Amiable and handsome James Garner had obtained success in both films and television, often playing variations of the charming anti-hero/con-man persona he first developed in Maverick, the offbeat western TV series that shot him to stardom in the late 1950s. On the big screen, Garner made his film debut in Toward the Unknown (1956), landed a good supporting role besides 'Marlon Brando' in Sayonara (1957), and quickly established himself as leading man, starring in Darby's Rangers (1958) and making a strong impression as the young corporate raider in Cash McCall (1960). In the early 1960s, his tall good looks and flair for comedy made him a perfect male lead in amusing sex comedies, such as Boys' Night Out (1962), The Thrill of It All (1963) and Move Over, Darling (1963). While he did not quite make it as a top movie star, he remained very successful through most of the decade, able to play a variety of parts, although predominantly light comedy and adventure roles. His best performances were in The Great Escape (1963), as the charming "scrounger" gathering all the necessary materials for the escape; in The Americanization of Emily (1964), as a self-professed coward, convincing co-star Julie Andrews of the virtues of self-interest and survival in lieu of noble courage; in 36 Hours (1965), as an American officer made to believe by his German captors that he is suffering from amnesia; in Hour of the Gun (1967), as a cynical, vengeful Wyatt Earp (an unusually dark role for him); and in Support Your Local Sheriff! (1969), as the likeable lawman who cleans up the town with his wits instead of his fists. He also made a relaxed, but effective Marlowe (1969) in the screen adaption of Raymond Chandler's The Little Sister. His popularity declined in the early 1970s and after another top-notch performance in Skin Game (1971), he initiated a return to television, first with the rather unsuccessful series Nichols and then, with The Rockford Files (1974), which brought him a new generation of fans. In the 1980s, he had some sporadic success on the big screen with Victor Victoria (1982) and Murphy's Romance (1985), for which he was nominated for an academy award, but he could not re-establish himself as an important leading man. Nevertheless, he delivered some excellent performances in quality TV movies, Heartsounds (1984), Promise (1986) and Barbarians at the Gate (1993), demonstrating that his dramatic ability had been underestimated. He had remained fairly active and popular, often adding some darkness to his previously light characterizations and proving to be an enduring talent. His most recent films have included Maverick (1994), My Fellow Americans (1996) and Space Cowboys (2000).

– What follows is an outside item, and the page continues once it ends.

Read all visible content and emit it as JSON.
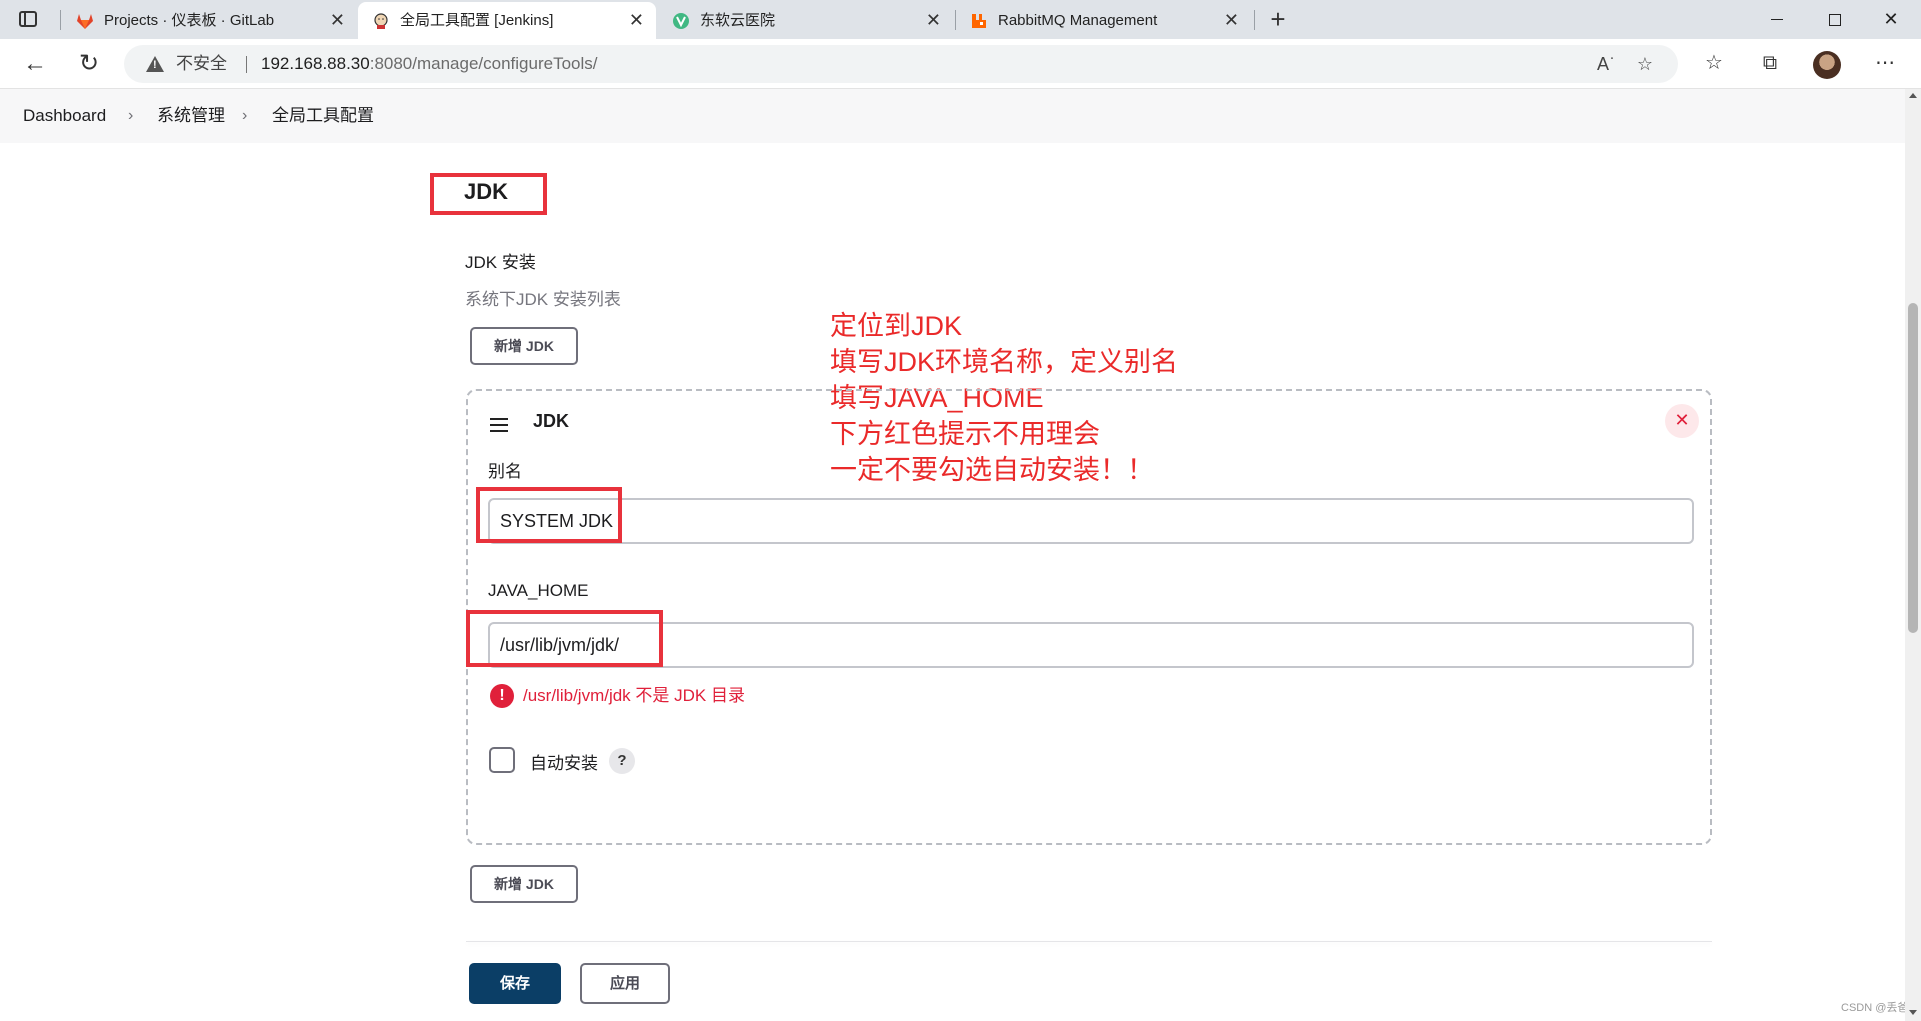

Date of Death: 19 July 2014, Brentwood, Los Angeles, California (acute myocardial infarction)